As the former “Headend in the Sky,” or HITS facility, the Comcast Media Center remains the breeding ground and physical launching pad for new video products — like its recently announced “Axis” program, to assist software developers wanting to write applications that will run on Comcast’s Tru2way platforms. The CMC will continue to provide mission-critical uplink services of broadcast and on-demand video, and will pave the company’s way toward advanced video compression, like MPEG-4.

But Downingtown is as different from the Comcast Media Center as suburban Philadelphia is from Denver. The Downingtown center is more about the general, industrial shift to software and applications that run on a “converged” network — meaning not within the traditional and isolated “silos” of voice gear, video gear and data gear. (Staffers have already shortened how they talk about the multiplatform, silo-busting approach: “cross-plat.”)

Inside, the end-to-end Downingtown lab is a combination of office space, used as applications labs, and a 15,000 square foot data center. The application labs are used by 50 Comcast employees, now, as well as any technology suppliers wanting to make sure their gear will work on Comcast’s converged plant.

“We built it so that vendors can come in to do early interoperability testing, to isolate problems they may not see in their test facilities — but would in ours,” said Field.

Rack upon racks of gear line the vast building, like some futuristic department store. There’s a training room, and a legacy testing lab, important so that new applications don’t crash devices that are already installed in people’s homes. There’s also a troubleshooting area, to fix problems as they occur — but preferably before they occur.

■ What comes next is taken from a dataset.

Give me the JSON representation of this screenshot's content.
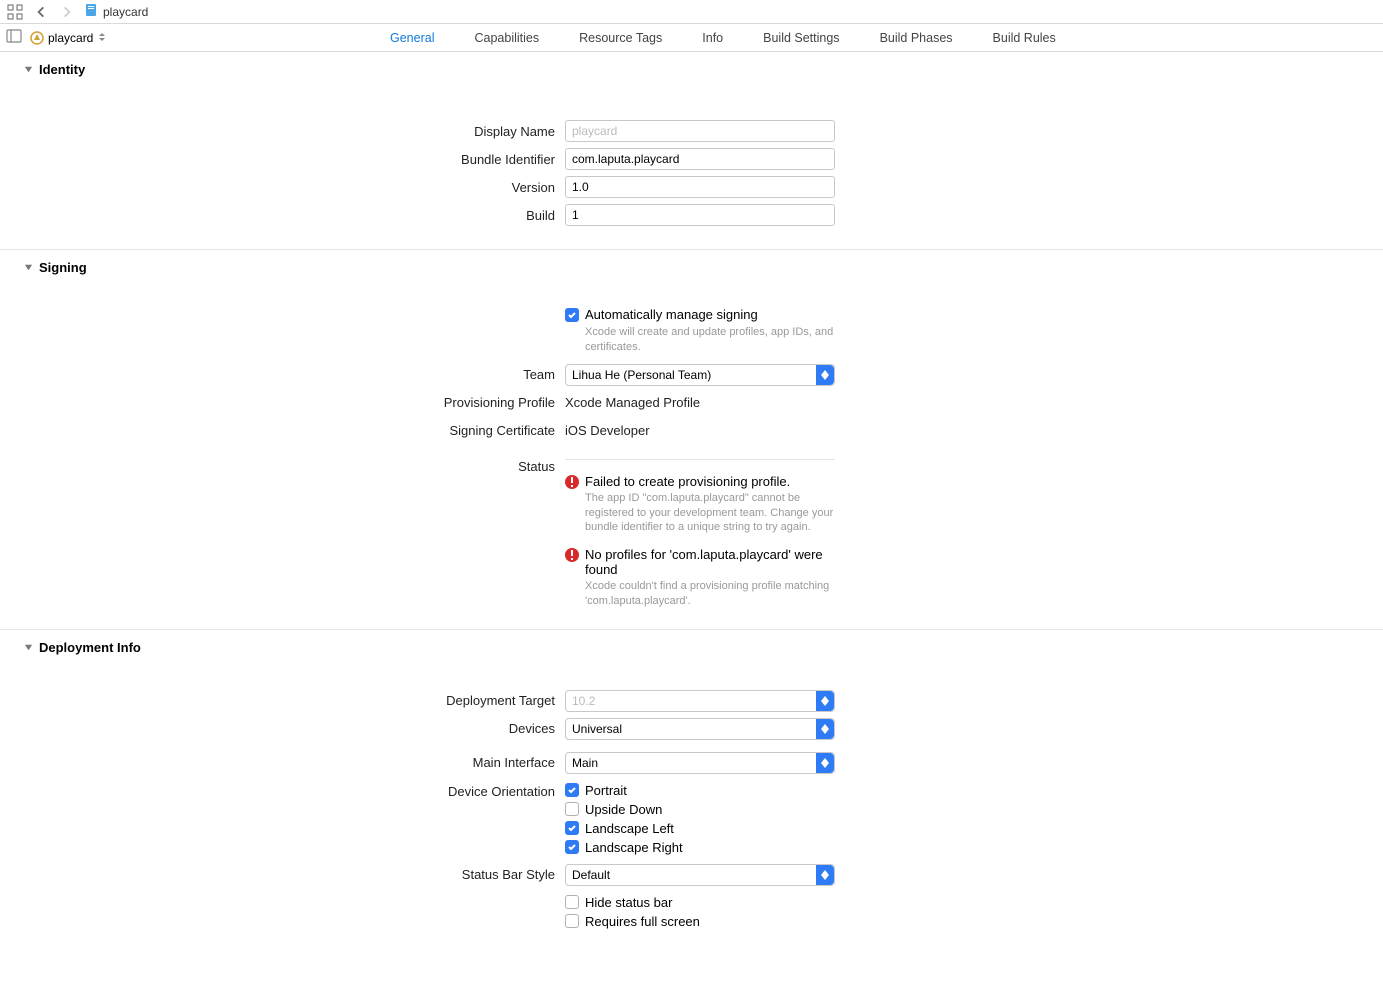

Disaster recovery protocols are studied here so that redundant routes can be instantly activated to move information and communications traffic. Likewise, automatic testing lets an operator test multiple devices with multiple applications without having a person sitting there loading each application. Essentially, more testing, faster. Comcast engineers can also test unattended, which means they can do this testing from somewhere other than where the equipment is.

For power, Downingtown features substantial generator backup. Battery backup, too — enough for 15 minutes of clean, uninterrupted power. That translates into a room full of stacked, car-battery-sized batteries.

Where the racks run out, expansion space exists — an adjacent and unfinished room on one end of the building with nearly 20,000 feet of unused space — for now.

Said Schanz: “What we’re doing right now is preparing the infrastructure. The beginnings of the software ecosystem are coming together. It’s a journey, but we’re definitely on it.”